The only drawback with the book is that it could have covered some other topics that present problems for WP7 developers. Things like XNA are only mentioned in passing. As well, binding to external sources like XML files could have easily found a home in this book. My final quibble is that the book does not mention whether source code for the chapter examples are available for download on the cover or in the book. I had to browse to the book’s page on Apress.com to confirm that they are available.

Overall though this book is an excellent resource for helping to solve those common problems we all run into while creating WP7 apps.

Book Review – Pro Expression Blend 4 (Apress)

Pro Expression Blend 4

  • Author: Andrew Troelsen
  • Paperback: 400 pages
  • Publisher: Apress; 1 edition (March 4, 2011)
  • Language: English
  • ISBN-10: 143023377X
  • ISBN-13: 978-1430233770

I got my first exposure to Microsoft Expression Blend when I read Beginning Silverlight 3 by Robert Lair. In the book I learned some basic animation and how to make a Silverlight interface look better by using Expression Blend.

Fast forward to Pro Expression Blend 4 by Andrew Troelsen and my Expression Blend skills were sent through the roof. This book is a great tool for anyone wishing to ramp up their knowledge of Expression Blend – which is the preferred user interface designer for both Silverlight and WPF projects. I also found this book useful in designing apps for Windows Phone 7 which also uses XAML-based code.

Perhaps this may be a good spot to say that Expression Blend is part of Microsoft Expression Studio. This is not a free product and it can be quite expensive to get all the tools you may need that are demonstrated in this book. Although you can get 60-day trial versions of some aspects of the studio, some things in this book may not be available to you unless you have purchased this product.

The first section of the book takes you on a detailed walk through of the IDE and helps you learn all the tools. This in-depth session makes getting around the IDE easier which allows you to get onto the more enjoyable task of developing.

The second section then leads you through a series of demos where you can put your skills to the test and learn all the intricacies of the IDE. The last chapter of this section gives you an in-depth look at SketchFlow which was a product that I did not have a lot of experience with beforehand but I gained some useful insight into how this could be used in future projects.

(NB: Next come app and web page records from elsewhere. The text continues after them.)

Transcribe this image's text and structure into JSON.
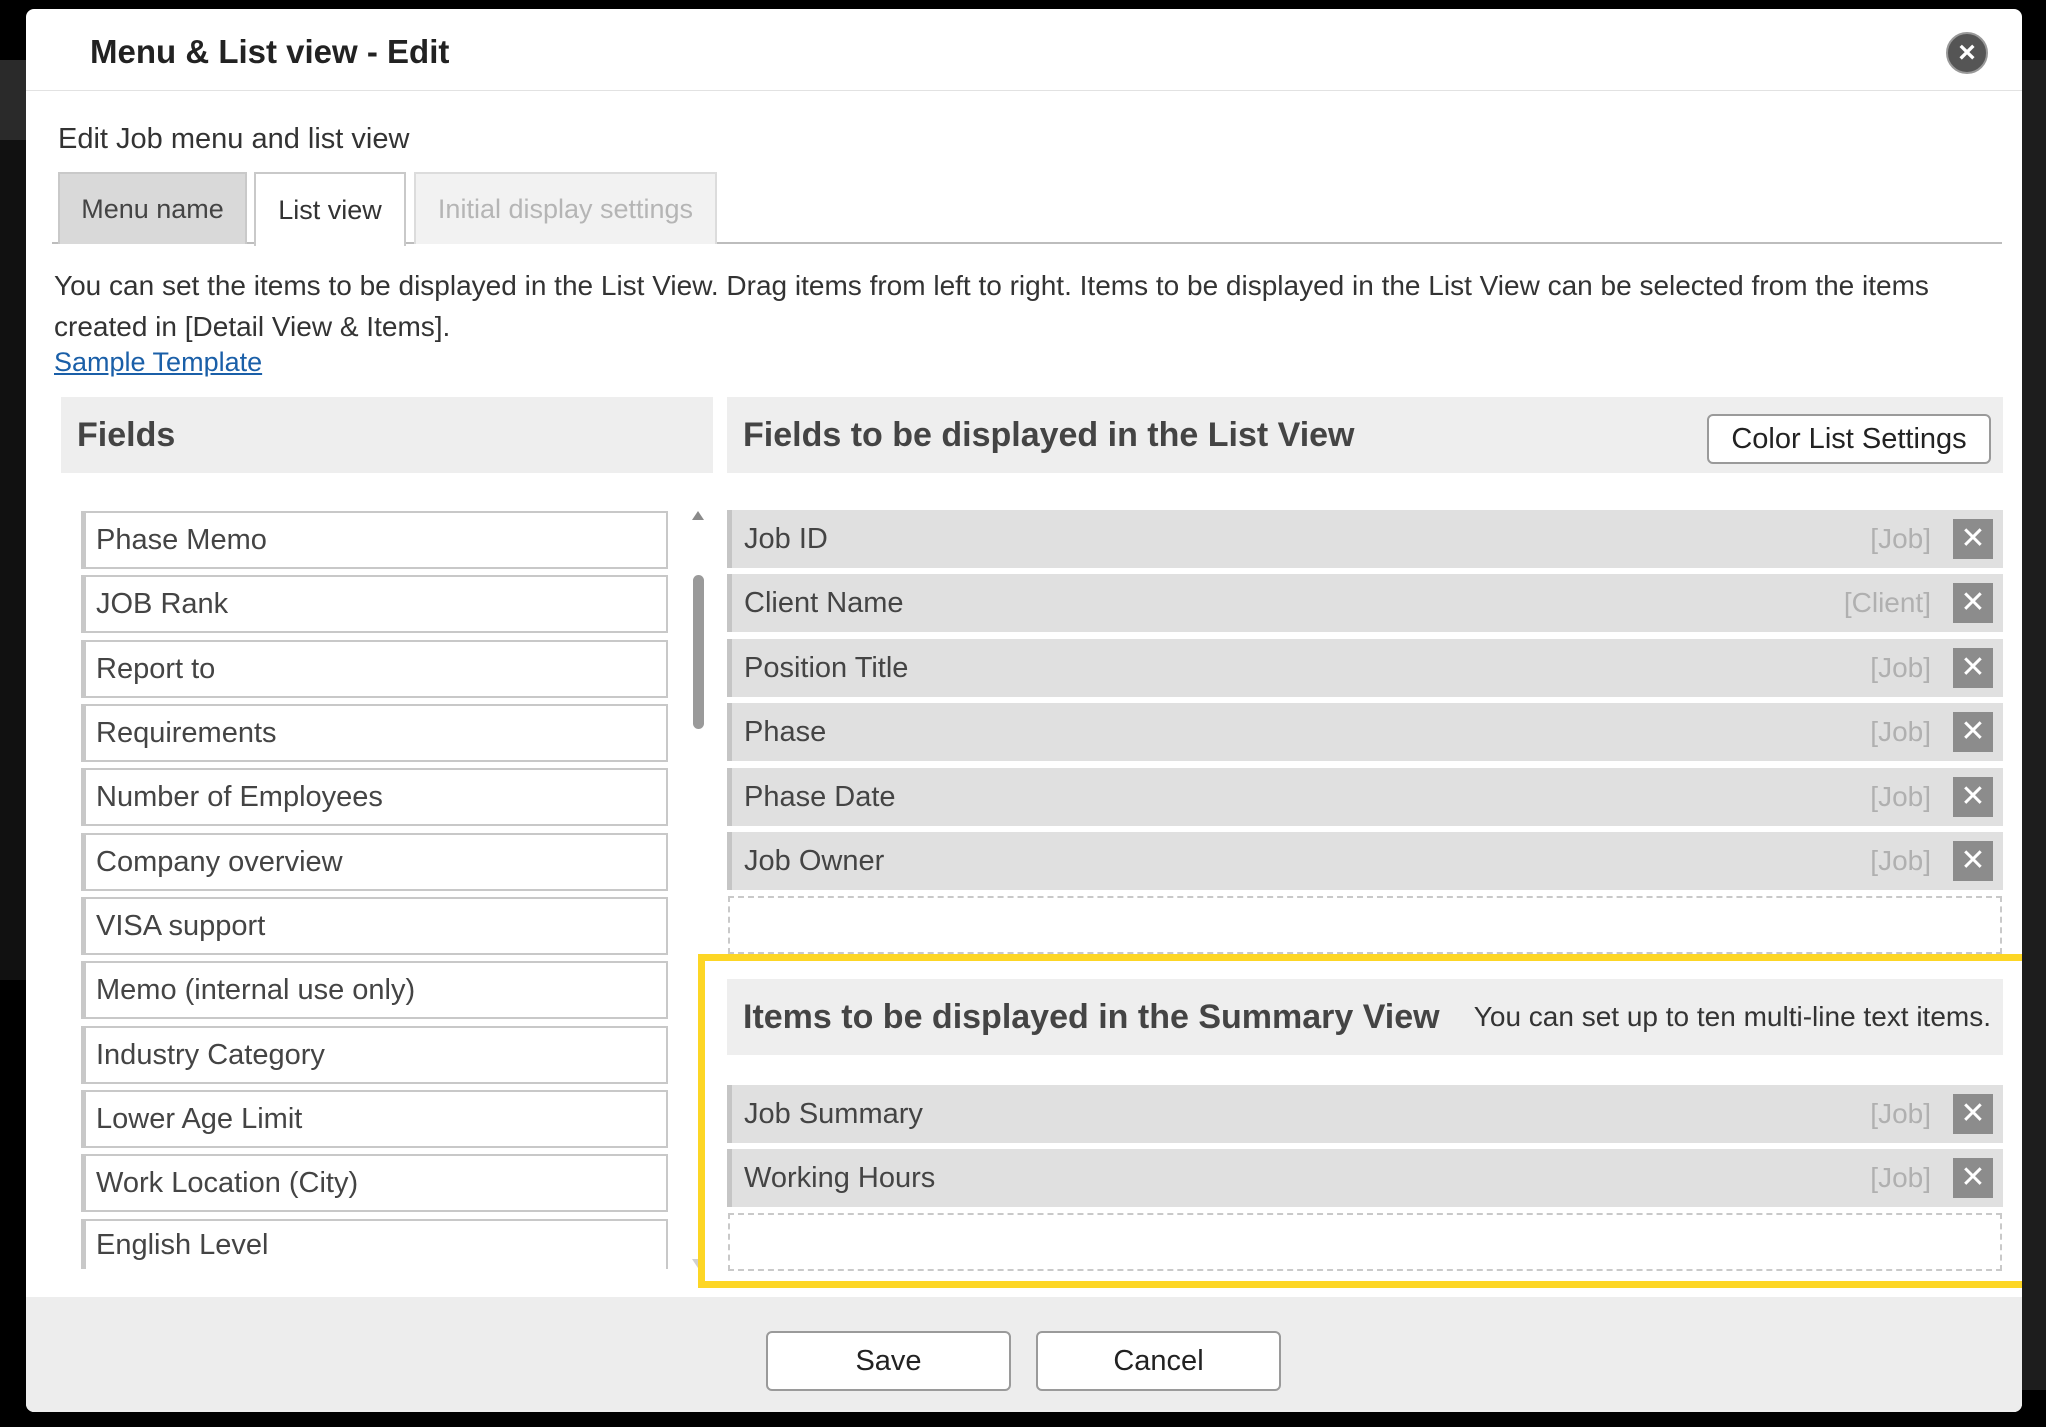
{
  "modal": {
    "title": "Menu & List view - Edit",
    "close_glyph": "×",
    "subtitle": "Edit Job menu and list view"
  },
  "tabs": [
    {
      "label": "Menu name"
    },
    {
      "label": "List view",
      "active": true
    },
    {
      "label": "Initial display settings",
      "disabled": true
    }
  ],
  "description": "You can set the items to be displayed in the List View. Drag items from left to right. Items to be displayed in the List View can be selected from the items created in [Detail View & Items].",
  "sample_link": "Sample Template",
  "fields_panel": {
    "title": "Fields",
    "items": [
      "Phase Memo",
      "JOB Rank",
      "Report to",
      "Requirements",
      "Number of Employees",
      "Company overview",
      "VISA support",
      "Memo (internal use only)",
      "Industry Category",
      "Lower Age Limit",
      "Work Location (City)",
      "English Level"
    ]
  },
  "list_view_panel": {
    "title": "Fields to be displayed in the List View",
    "color_button": "Color List Settings",
    "items": [
      {
        "label": "Job ID",
        "tag": "[Job]"
      },
      {
        "label": "Client Name",
        "tag": "[Client]"
      },
      {
        "label": "Position Title",
        "tag": "[Job]"
      },
      {
        "label": "Phase",
        "tag": "[Job]"
      },
      {
        "label": "Phase Date",
        "tag": "[Job]"
      },
      {
        "label": "Job Owner",
        "tag": "[Job]"
      }
    ],
    "remove_glyph": "✕"
  },
  "summary_panel": {
    "title": "Items to be displayed in the Summary View",
    "note": "You can set up to ten multi-line text items.",
    "items": [
      {
        "label": "Job Summary",
        "tag": "[Job]"
      },
      {
        "label": "Working Hours",
        "tag": "[Job]"
      }
    ]
  },
  "footer": {
    "save": "Save",
    "cancel": "Cancel"
  },
  "colors": {
    "highlight": "#fdd625",
    "link": "#1a5fa8"
  }
}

There are labs and code examples using both XAML and C# but this book is mostly based in theory so the code snippets do not dominate the book. This book straddles the line between being accessible to both developers and designers who want to use Expression Blend 4. It also ranges in skill levels between novices and professionals. I think it does so successfully that it can be used by anyone wishing to gain a deeper understanding of the tool.